ACTIVITY →
The answer should be a single number: how many lines in the material contain "this".

PROVIDED RECORDS →
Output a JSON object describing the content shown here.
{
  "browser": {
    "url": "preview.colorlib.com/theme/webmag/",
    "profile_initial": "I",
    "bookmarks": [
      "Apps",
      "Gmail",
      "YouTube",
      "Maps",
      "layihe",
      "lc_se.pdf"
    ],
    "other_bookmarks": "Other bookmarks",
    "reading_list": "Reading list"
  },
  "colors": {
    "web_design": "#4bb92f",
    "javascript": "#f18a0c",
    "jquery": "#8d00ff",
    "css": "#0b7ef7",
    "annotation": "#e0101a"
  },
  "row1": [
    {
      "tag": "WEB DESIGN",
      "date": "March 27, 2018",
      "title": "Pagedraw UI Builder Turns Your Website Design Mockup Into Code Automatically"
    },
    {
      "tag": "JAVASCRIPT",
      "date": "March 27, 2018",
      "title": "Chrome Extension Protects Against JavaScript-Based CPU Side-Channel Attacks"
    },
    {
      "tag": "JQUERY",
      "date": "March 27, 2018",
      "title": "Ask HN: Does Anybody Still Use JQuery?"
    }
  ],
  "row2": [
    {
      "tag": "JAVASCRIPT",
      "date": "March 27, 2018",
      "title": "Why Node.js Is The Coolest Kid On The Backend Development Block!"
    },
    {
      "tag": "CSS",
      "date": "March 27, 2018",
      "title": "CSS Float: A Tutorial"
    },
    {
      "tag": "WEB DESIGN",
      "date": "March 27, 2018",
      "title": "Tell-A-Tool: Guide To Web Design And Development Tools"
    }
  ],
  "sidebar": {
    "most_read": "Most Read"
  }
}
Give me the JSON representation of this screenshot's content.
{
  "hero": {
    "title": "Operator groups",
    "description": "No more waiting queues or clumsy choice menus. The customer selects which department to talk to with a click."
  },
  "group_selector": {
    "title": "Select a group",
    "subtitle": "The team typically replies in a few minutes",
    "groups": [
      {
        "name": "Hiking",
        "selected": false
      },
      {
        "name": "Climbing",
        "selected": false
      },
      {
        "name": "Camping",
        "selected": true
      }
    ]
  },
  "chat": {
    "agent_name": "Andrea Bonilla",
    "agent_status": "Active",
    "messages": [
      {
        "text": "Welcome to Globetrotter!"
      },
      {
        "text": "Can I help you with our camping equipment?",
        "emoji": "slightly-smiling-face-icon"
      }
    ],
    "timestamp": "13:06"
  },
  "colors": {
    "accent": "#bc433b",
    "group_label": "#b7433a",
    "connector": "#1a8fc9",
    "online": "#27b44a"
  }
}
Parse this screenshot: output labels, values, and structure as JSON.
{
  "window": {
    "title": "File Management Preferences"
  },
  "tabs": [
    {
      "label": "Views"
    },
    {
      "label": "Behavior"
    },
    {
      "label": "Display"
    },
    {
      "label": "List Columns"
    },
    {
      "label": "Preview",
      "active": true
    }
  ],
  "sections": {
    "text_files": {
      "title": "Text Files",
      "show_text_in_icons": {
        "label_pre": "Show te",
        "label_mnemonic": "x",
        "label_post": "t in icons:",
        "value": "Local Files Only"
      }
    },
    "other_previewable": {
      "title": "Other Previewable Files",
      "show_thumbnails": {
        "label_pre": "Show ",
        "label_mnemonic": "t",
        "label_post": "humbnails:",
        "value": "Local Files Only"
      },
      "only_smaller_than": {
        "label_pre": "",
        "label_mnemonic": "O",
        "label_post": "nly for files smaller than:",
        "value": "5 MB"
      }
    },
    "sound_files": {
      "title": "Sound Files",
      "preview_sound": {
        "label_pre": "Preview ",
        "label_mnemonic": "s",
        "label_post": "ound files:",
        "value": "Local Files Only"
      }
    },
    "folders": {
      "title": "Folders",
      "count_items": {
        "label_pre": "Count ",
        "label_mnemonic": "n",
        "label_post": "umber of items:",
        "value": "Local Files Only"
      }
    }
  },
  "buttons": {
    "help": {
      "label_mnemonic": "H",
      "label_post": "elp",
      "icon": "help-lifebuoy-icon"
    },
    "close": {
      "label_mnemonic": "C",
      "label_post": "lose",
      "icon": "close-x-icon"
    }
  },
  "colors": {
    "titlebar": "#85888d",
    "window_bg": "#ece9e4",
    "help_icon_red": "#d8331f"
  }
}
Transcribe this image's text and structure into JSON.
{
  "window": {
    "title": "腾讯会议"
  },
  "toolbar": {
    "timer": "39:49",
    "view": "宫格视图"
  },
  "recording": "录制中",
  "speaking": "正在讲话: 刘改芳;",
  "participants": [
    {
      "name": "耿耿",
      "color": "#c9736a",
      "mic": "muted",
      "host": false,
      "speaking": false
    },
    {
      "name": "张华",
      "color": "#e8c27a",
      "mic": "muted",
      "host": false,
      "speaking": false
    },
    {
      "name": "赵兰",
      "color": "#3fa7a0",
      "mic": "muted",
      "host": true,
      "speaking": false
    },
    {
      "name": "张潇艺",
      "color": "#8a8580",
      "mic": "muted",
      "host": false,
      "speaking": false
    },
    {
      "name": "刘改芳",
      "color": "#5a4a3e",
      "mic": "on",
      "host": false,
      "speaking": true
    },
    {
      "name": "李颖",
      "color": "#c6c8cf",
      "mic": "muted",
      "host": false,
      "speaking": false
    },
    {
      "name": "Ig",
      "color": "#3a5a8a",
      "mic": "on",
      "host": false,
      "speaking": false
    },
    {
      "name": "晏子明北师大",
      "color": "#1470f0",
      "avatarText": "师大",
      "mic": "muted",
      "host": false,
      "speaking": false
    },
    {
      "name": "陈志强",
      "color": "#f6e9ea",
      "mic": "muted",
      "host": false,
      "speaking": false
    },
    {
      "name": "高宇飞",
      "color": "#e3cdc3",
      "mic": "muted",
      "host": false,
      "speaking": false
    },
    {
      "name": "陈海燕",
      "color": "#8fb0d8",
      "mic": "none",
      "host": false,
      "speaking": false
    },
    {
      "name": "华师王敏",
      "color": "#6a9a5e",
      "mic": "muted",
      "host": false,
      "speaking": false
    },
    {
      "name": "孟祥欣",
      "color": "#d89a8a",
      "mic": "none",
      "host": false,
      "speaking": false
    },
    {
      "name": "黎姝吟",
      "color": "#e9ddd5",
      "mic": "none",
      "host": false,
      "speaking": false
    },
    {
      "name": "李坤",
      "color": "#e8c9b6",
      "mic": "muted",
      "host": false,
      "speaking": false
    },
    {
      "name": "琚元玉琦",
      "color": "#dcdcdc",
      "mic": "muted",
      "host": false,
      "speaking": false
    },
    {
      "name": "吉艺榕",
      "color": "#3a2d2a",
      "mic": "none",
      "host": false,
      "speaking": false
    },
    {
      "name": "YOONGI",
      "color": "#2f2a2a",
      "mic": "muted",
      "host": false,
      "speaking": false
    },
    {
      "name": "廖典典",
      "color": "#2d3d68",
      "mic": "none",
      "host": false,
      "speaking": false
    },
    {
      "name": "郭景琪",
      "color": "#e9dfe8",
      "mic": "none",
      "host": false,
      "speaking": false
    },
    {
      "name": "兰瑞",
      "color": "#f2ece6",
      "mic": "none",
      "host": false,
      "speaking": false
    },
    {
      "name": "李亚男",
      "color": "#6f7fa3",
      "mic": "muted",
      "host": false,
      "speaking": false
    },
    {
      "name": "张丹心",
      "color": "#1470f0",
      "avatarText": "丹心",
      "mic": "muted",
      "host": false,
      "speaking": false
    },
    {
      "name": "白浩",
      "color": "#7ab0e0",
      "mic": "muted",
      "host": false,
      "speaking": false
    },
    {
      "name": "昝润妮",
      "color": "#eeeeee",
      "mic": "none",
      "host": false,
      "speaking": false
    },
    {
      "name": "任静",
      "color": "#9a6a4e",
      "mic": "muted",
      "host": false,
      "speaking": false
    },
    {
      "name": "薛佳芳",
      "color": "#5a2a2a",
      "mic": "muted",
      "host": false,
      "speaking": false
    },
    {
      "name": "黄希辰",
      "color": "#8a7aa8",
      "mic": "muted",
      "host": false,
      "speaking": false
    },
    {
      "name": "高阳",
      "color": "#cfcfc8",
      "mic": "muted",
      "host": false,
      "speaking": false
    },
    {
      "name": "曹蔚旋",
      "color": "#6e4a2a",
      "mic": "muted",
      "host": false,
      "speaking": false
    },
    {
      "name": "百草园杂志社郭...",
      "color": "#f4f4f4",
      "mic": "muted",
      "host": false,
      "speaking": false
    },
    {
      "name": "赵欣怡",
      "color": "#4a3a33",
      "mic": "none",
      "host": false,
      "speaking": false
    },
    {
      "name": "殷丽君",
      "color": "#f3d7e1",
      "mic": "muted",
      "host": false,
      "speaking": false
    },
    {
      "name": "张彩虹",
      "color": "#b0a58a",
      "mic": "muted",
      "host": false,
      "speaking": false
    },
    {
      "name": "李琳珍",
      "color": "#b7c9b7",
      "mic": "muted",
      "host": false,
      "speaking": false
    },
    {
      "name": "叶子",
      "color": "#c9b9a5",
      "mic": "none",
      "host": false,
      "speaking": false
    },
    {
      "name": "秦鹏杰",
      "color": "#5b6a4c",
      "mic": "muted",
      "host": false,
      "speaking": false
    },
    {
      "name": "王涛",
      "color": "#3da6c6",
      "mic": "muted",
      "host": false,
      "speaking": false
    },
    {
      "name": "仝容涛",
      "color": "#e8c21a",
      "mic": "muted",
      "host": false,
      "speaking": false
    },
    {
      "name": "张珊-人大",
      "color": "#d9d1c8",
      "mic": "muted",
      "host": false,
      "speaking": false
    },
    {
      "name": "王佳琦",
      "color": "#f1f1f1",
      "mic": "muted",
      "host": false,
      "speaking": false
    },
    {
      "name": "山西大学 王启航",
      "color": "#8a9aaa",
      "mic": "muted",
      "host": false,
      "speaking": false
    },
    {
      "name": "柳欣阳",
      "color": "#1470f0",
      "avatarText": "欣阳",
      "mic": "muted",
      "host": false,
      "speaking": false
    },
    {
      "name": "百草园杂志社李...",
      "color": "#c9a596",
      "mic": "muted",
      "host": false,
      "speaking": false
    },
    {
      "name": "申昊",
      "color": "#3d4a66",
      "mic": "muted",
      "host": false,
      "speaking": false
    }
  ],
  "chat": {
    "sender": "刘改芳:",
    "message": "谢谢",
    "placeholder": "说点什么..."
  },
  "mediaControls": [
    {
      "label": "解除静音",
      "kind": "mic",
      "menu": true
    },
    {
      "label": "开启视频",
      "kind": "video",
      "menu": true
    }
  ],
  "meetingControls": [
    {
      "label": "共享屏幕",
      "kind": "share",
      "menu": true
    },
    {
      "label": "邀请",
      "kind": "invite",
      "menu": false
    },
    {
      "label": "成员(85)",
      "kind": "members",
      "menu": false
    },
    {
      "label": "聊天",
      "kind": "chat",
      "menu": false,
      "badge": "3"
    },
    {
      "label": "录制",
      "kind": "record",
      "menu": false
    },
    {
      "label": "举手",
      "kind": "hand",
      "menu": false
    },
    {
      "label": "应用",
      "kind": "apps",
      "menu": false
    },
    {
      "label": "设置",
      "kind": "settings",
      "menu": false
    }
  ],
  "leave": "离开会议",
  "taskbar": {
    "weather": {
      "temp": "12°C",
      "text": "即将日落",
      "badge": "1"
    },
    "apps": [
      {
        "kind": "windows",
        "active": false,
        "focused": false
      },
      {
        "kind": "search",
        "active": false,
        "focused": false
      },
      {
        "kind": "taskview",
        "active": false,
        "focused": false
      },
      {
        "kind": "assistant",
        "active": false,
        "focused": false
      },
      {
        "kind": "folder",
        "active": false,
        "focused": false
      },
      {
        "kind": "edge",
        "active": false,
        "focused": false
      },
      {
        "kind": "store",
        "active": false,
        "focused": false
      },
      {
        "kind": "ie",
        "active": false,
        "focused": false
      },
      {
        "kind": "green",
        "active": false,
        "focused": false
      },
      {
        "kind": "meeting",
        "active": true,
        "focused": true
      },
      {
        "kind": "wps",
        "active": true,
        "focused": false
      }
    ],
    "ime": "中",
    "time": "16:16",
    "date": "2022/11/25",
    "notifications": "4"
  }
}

RESULT BELOW →
3